Update 1: You can download the full set of files from here. Make sure to fix the sys.path in main.py.

Update 2: There is now a Turkish translation of this tutorial, courtesy of Türker Sezer.

Update 3: Now in Russian as well.

Update 4: Brazilian Portuguese tranlation by Marcio Andrey Oliveira.

Step 1: Register an app name and install the development kit per the instructions.

Step 2: Create a directory for your application—for this tutorial my application is called mashname:

tmp$ mkdir mashname
tmp$ cd mashname

Step 3: Add a file called main.py to your new directory:

# main.py

import os, sys
os.environ[&quot;DJANGO_SETTINGS_MODULE&quot;] = &quot;mashname.settings&quot;

# Google App Engine imports.
from google.appengine.ext.webapp import util

# Force Django to reload its settings.
from django.conf import settings
settings._target = None

import django.core.handlers.wsgi
import django.core.signals
import django.db
import django.dispatch.dispatcher

# Log errors.
#   log_exception, django.core.signals.got_request_exception)

# Unregister the rollback event handler.

def main():
    # Create a Django application for WSGI.
    application = django.core.handlers.wsgi.WSGIHandler()

    # Run the WSGI CGI handler with that application.

if __name__ == &quot;__main__&quot;:

This is basically the same file as suggested here, except I had to set the Python path to be able to test locally. I also had to set the DJANGO_SETTINGS_MODULE—this might not be necessary when running on the App Engine. I had to disable the error logging which I was not able to get working.

Step 4: Add a file called app.yaml to the same directory:

application: mashname
version: 1
runtime: python
api_version: 1

- url: /.*
  script: main.py

Make sure to get the application name right.

Step 5: From your mashname directory, create a new Django project:

tmp/mashname$ django-admin.py startproject mashname

(I’m assuming that your current Django setup is working as it should.)

Step 6: You should now be able to test your application:

tmp/mashname$ cd ..
tmp$ dev_appserver.py mashname
INFO     2008-04-08 19:08:10,023 appcfg.py] Checking for updates to the SDK.
INFO     2008-04-08 19:08:10,384 appcfg.py] The SDK is up to date.
INFO     2008-04-08 19:08:10,404 dev_appserver_main.py] Running application mash
name on port 8080: http://localhost:8080

Point your browser towards and you should get the standard Django It worked! message.

Step 7: Create a Django app within the project:

tmp$ cd mashname
tmp/mashname$ python mashname/manage.py startapp main

Step 8: Now it is time to add a model.
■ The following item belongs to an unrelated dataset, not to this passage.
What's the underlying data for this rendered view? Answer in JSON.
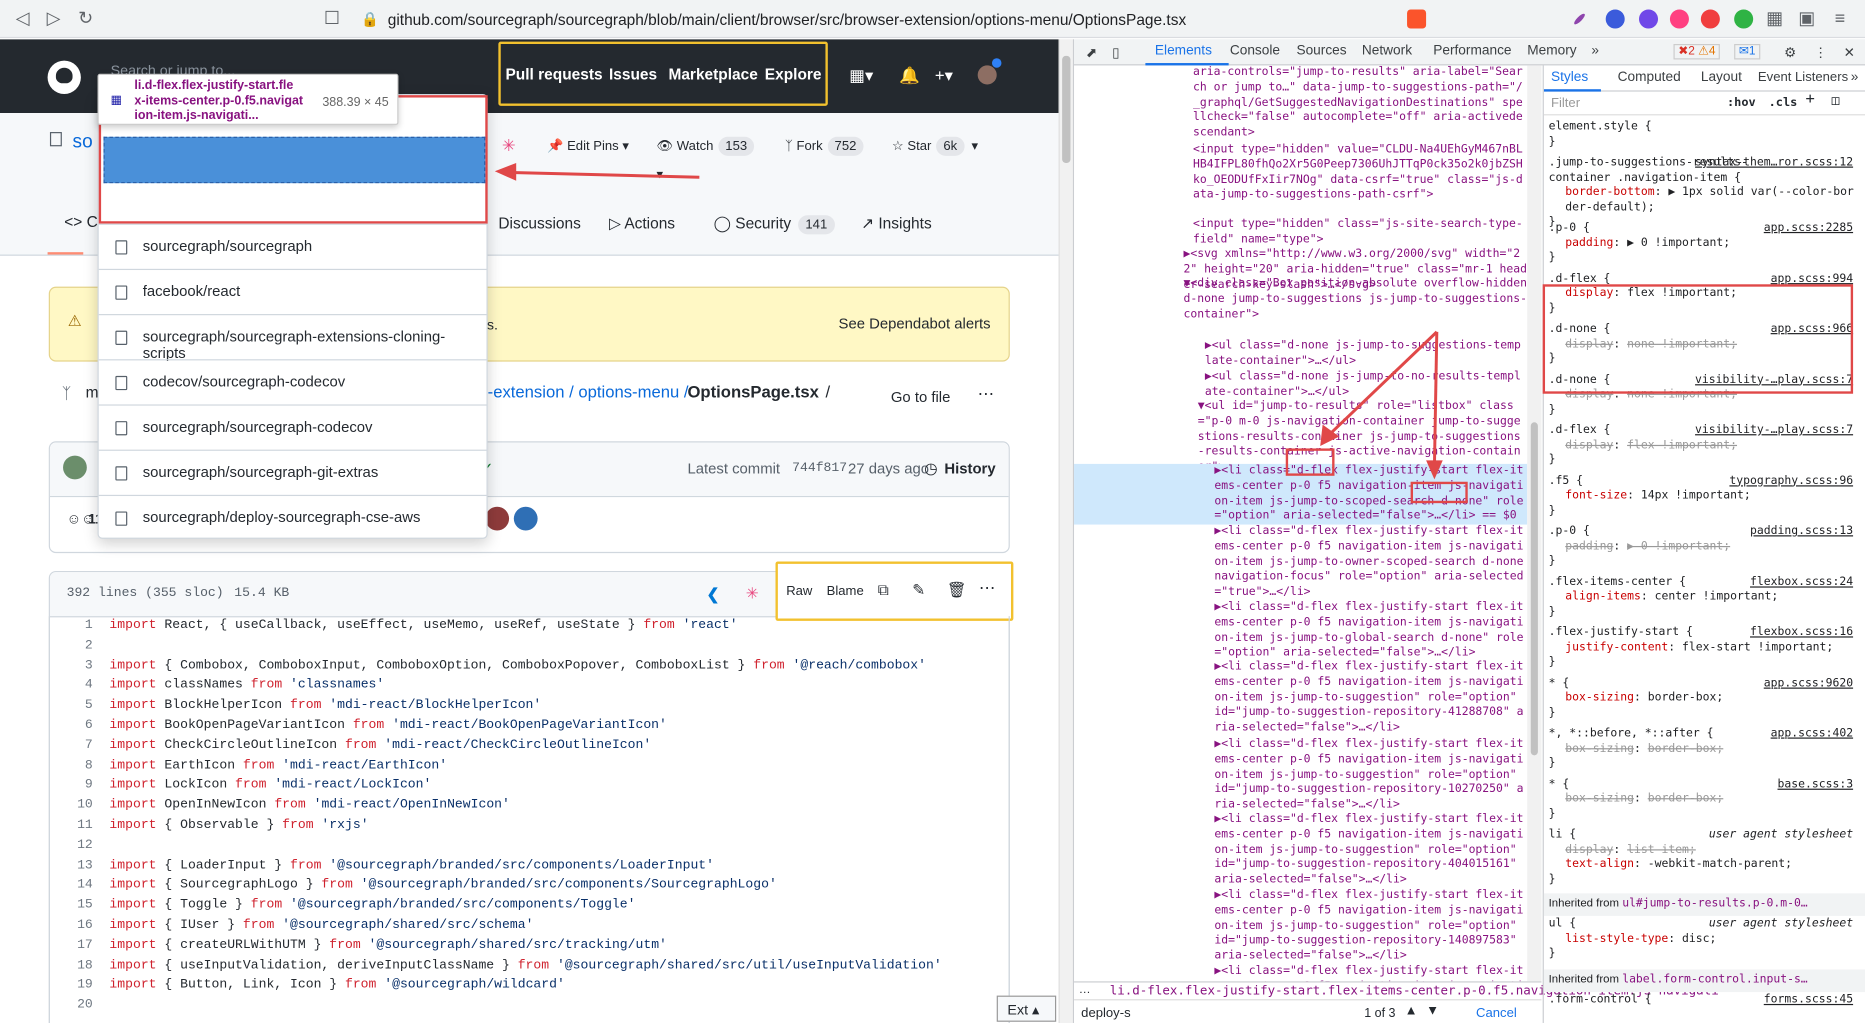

We will be creating a simple application that logs all visitors to the data store and displays their IP address and time of visit. Edit ~/mashname/mashname/main/models.py so that it looks like this:
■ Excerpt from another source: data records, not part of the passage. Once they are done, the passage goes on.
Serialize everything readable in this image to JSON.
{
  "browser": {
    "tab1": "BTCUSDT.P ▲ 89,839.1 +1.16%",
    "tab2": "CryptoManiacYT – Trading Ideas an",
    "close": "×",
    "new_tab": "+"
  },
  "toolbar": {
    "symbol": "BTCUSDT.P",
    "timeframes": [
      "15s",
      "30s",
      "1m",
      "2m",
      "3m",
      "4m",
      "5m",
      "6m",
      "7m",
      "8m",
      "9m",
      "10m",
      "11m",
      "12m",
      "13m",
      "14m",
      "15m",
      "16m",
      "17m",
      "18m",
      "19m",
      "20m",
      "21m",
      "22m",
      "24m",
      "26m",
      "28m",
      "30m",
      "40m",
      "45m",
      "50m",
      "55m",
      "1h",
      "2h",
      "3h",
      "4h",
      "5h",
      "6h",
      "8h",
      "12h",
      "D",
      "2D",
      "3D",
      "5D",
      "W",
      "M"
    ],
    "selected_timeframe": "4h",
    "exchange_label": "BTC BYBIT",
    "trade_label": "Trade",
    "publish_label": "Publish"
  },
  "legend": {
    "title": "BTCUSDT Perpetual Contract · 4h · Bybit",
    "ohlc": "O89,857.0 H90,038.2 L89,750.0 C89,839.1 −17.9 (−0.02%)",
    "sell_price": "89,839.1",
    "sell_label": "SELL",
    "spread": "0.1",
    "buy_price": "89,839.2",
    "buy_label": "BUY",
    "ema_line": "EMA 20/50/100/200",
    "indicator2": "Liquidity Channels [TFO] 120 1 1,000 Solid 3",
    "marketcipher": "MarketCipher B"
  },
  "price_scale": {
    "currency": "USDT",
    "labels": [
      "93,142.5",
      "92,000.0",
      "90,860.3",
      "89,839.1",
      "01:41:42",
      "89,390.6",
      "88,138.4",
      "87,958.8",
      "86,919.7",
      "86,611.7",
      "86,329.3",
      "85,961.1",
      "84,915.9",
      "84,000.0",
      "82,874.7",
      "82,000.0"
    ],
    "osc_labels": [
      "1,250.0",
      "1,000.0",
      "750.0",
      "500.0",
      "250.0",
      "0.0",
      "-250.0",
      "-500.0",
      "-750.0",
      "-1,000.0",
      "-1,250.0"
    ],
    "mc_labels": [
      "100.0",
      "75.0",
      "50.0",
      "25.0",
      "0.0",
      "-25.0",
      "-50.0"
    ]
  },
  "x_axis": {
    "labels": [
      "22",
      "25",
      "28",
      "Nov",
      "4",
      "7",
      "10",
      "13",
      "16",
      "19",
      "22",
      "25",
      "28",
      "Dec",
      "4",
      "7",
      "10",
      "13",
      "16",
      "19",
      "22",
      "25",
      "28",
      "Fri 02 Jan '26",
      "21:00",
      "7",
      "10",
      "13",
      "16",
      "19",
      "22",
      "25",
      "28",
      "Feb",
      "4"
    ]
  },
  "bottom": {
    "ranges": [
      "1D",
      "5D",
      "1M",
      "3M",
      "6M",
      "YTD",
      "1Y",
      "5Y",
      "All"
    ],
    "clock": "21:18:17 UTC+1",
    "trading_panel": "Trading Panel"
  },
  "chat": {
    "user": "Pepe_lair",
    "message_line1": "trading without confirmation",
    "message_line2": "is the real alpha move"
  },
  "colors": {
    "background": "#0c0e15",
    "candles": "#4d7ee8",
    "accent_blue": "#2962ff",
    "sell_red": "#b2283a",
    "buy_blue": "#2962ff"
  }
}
# models.py

from google.appengine.ext import db

class Visitor(db.Model):
    ip = db.StringProperty()
    added_on = db.DateTimeProperty(auto_now_add=True)

There is no need to sync the database since we are not using regular Django models.

Step 9: Now we create a view that is responsible for both adding data to the Visitor model and showing the previous visitors. Edit views.py (in the same directory as models.py) so that it does what we want:

# views.py

from django.http import HttpResponse

from mashname.main.models import Visitor

def main(request):
    visitor = Visitor()
    visitor.ip = request.META[&quot;REMOTE_ADDR&quot;]

    result = &quot;&quot;
    visitors = Visitor.all()

    for visitor in visitors.fetch(limit=40):
        result += visitor.ip + u&quot; visited on &quot; + unicode(visitor.added_on) + u&quot;&quot;

    return HttpResponse(result)

Step 10: Finally, make your urls.py point towards the view:

# urls.py

from django.conf.urls.defaults import *

urlpatterns = patterns(&quot;&quot;,
    (r&quot;^$&quot;, &quot;mashname.main.views.main&quot;),

Step 11: Test your application (as in step 6) and everything should hopefully work. For each page reload a new entry is added to the Visitor model and shown in the view.

Step 12: Upload your application to the Google App Engine:

tmp$ appcfg.py update mashname

For the first upload you will have to provide the mail address and password for your Google account.

Step 13: Enjoy! To view the final results, go to http://mashname.appspot.com/.